If we boarded them with the vet, they would have to stay in separate cages because she would slap him. If riding in the car, their crates had to be facing opposite directions, as she would stick her paws thru and try to scratch him.
That Memorial Day, Stinker ran off to join the Navy. That is what we tell Winston. We put up signs and searched the neighborhood to no avail. We had two days and nights with just the Win Man. For whatever reason, he missed her. He ran from room to room crying. He stayed all night inside that first night. It was not an easy night either. He would lie down then pace, cry, and start all over again. Sometimes, he would jump on the bed and just stare at us. He was so sad.
Our lives changed for the better in a very short time. Even though we missed Stinkerbell, we knew that Winston deserved better.
I called our vet the next morning, and told her what had happened . I did not know what to do for him, but then it hit me “two always do better than one”. She said she had just the kitten for me. I asked what kind and if it was a boy or girl. I like to be prepared and have the name picked already. They said it looked to be a Siamese and it was a girl.
Well, a girl. I had no idea what to name another girl, in fact, Greg and I had decided after all the bad luck we seem to have with girls, that we‘d never, ever have another girl in the house. I called Greg at work, and we decided on Lila. I was soon holding “her”. I took the little ball of fur and was surprised to see that “she” was a “he” and the name Niles came to mind.
I talked to our vet about how he came to her. An older woman with several cats found him. He was about five weeks old. She could not keep him with all of her resident cats.

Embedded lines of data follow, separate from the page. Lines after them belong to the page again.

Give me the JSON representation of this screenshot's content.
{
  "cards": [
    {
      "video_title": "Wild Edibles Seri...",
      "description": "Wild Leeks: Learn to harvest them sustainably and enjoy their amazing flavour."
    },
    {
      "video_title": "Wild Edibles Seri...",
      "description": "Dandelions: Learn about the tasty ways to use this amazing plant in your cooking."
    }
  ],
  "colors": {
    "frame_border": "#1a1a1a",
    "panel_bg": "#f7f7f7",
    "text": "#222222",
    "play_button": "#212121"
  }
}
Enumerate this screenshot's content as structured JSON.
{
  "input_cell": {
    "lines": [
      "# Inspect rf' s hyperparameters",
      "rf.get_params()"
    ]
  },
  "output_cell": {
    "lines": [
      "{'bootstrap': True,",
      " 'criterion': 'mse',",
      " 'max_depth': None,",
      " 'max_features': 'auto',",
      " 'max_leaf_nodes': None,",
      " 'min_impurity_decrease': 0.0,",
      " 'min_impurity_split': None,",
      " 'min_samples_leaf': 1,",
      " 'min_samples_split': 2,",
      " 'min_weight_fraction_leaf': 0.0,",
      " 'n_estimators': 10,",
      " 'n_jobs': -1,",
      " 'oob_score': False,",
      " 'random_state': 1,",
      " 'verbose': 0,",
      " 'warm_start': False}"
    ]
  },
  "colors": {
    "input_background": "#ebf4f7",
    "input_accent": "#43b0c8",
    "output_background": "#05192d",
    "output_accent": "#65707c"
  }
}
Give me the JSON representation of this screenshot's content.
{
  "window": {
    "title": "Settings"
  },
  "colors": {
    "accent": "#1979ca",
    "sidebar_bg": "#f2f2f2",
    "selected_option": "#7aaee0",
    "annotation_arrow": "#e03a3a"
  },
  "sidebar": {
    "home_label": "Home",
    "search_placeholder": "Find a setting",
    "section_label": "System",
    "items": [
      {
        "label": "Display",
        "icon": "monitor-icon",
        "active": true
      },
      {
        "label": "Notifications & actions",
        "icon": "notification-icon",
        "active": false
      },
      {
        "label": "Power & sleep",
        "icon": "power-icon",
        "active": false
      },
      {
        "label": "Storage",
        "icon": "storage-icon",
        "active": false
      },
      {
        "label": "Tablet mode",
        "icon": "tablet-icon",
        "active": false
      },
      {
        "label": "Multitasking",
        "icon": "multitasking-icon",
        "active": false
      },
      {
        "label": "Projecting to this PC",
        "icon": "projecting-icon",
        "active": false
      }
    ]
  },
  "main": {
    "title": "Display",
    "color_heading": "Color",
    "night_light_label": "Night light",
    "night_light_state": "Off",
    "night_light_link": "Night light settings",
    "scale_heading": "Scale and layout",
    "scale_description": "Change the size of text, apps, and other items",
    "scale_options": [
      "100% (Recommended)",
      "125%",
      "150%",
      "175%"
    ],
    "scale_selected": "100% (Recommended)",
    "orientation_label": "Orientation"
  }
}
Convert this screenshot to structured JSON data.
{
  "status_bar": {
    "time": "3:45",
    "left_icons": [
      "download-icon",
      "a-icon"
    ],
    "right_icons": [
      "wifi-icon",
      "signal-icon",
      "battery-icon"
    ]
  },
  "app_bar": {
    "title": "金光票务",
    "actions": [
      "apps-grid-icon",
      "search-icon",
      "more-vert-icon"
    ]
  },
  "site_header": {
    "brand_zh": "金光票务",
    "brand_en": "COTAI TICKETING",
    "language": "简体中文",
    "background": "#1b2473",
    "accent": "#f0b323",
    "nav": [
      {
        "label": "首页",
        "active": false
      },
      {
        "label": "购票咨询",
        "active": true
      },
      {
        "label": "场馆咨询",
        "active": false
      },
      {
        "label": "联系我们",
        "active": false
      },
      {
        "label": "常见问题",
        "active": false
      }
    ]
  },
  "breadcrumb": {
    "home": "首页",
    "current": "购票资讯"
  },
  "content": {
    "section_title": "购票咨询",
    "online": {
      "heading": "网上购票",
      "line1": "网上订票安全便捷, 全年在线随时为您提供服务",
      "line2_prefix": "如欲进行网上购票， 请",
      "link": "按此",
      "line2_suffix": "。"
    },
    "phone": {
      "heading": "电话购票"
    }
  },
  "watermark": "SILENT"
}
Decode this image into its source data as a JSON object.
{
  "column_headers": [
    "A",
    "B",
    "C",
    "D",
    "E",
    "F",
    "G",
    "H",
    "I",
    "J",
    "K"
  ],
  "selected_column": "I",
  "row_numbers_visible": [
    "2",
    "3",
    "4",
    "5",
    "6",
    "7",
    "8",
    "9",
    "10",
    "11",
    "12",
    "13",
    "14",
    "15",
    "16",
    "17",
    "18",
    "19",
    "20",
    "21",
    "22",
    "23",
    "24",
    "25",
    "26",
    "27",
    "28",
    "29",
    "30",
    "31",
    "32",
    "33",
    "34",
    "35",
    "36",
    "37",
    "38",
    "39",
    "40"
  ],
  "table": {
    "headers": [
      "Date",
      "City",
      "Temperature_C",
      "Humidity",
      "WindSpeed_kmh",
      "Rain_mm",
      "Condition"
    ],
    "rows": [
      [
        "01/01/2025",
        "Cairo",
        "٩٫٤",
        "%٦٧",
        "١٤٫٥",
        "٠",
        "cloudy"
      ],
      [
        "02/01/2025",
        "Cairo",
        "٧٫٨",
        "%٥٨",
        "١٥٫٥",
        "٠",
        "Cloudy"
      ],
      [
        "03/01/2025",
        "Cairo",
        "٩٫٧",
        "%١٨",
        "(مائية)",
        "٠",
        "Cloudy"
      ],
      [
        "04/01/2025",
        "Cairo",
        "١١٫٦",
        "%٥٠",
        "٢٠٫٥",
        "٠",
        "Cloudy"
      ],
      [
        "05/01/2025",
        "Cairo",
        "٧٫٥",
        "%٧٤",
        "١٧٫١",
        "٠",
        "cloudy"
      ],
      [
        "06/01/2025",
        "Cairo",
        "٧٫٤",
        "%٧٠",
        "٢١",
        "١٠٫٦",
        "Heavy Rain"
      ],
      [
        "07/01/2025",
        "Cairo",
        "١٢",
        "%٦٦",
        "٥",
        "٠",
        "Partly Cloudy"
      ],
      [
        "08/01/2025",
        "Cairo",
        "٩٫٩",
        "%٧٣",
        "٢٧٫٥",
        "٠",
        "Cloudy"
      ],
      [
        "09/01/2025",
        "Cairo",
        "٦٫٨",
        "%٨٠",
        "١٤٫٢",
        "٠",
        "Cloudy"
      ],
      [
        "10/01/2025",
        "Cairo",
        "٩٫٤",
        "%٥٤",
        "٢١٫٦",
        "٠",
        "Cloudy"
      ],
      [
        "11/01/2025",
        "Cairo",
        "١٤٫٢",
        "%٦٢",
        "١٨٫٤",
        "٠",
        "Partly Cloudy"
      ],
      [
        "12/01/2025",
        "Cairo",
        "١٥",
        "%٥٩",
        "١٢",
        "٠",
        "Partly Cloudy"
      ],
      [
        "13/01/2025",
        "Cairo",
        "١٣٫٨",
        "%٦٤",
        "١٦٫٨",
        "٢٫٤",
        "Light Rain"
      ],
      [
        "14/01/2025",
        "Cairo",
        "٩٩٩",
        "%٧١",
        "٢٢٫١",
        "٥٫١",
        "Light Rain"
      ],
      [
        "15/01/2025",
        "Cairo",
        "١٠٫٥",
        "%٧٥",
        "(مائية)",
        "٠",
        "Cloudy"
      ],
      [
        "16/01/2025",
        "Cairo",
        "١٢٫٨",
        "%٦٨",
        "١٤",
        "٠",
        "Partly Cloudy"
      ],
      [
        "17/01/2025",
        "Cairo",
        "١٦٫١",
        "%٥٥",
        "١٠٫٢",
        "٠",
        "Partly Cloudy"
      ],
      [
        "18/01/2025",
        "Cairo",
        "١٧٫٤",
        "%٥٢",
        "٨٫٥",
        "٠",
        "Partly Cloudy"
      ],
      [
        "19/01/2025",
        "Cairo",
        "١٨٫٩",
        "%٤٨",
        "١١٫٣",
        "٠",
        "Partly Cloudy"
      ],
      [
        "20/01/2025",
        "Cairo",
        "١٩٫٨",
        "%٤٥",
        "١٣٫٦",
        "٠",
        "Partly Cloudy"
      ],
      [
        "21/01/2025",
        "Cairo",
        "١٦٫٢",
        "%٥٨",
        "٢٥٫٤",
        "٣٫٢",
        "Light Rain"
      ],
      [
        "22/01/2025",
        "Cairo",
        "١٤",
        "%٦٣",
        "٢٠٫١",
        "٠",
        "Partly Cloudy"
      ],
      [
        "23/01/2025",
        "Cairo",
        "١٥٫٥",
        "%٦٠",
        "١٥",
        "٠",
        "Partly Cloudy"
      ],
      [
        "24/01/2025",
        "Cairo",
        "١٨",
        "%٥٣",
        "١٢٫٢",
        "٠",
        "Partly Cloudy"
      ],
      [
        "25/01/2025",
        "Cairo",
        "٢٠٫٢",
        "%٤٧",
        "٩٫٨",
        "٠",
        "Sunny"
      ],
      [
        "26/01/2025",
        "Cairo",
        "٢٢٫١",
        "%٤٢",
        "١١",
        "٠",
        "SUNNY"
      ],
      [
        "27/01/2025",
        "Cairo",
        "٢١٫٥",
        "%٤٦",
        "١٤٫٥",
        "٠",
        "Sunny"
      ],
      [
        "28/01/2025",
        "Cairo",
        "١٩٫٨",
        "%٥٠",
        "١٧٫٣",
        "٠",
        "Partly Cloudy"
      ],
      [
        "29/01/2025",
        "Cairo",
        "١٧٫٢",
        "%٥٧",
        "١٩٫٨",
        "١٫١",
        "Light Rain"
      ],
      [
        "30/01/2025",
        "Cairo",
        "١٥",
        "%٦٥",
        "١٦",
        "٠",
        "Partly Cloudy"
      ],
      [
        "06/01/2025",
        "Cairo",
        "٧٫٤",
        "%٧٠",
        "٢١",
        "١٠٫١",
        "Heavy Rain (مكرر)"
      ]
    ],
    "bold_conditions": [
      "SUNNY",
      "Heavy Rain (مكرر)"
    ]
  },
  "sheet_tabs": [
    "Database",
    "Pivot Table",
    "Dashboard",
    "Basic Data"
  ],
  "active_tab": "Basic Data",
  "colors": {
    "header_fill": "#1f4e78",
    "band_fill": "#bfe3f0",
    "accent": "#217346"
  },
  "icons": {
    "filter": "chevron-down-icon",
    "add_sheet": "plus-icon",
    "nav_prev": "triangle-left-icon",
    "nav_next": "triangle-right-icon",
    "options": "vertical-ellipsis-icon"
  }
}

Lucky for me, the woman brought him to Dr. Z, and Dr. Z hid him in the back to save him until the time was right.
His initial exam went fine. He was feisty, but did not talk much. Not a typical Siamese I thought. They were supposed to be big talkers. The tip of his right ear was missing. Other than that, he was perfect. He had bright blue eyes, black ears, paws, tail and nose. He was our baby. He rode home sitting on my shoulder looking at himself in the rearview mirror. He never made a sound.
Greg missed the introduction. I carried Niles inside our home and let Win in from the garage. They looked at each other; Niles was about a quarter of the size of Win. They sniffed and Win hissed. I held my breath. They then nosed up and started to play chase. Win had a brother at last. The boys, as we call them did not sleep inside the house but in the garage. You see, Greg had not yet converted to the idea of inside cats.
It did not take long for them to make the move from the garage to the house. That Thanksgiving Greg and I went to Panama City. We decided that we could leave them home if his parents came by to feed them and check their litter box.
The day after Thanksgiving, we called Greg’s parents to check on the boys. They could not find the key to our house and could only look in the window at the boys. Well, I was ready to come home then, but we could not leave until the next morning. Panama City was in the middle of a storm and there had been reports of a tornado off the Dan Russell Pier. It was a long night with the storms and all, not to mention wondering what my boys were doing.
Once home, we ran thru the house to check on them. We found them huddled inside the doghouse. They have been inside ever since. Of course, we have had “episodes”. Like the day Winston taught Niles the art of sharpening their claws on leather furniture. We now have slipcovers. Leather, yikes, what was I thinking?
I consider my boys kind of like an American Express commercial.
Revolution treatments each once a month for six months, $197.00; doctor visits $150.00 to $300.00; toys $10.00; my boys marking me as belonging to them, priceless.
Niles is kind of a ham in front of the camera. Here he is catching up on his reading.
Over the years we’ve learned a lot about one another. For instance, Niles likes to help us with dinner.
Here he is helping Greg skewer shrimp. Win likes to watch and eat it.
There is no way I could come to an end of the story of Winston and Niles, for our lives continue to be a never-ending story. An incredible journey filled with many laughs, tears and an abundance of cat hair.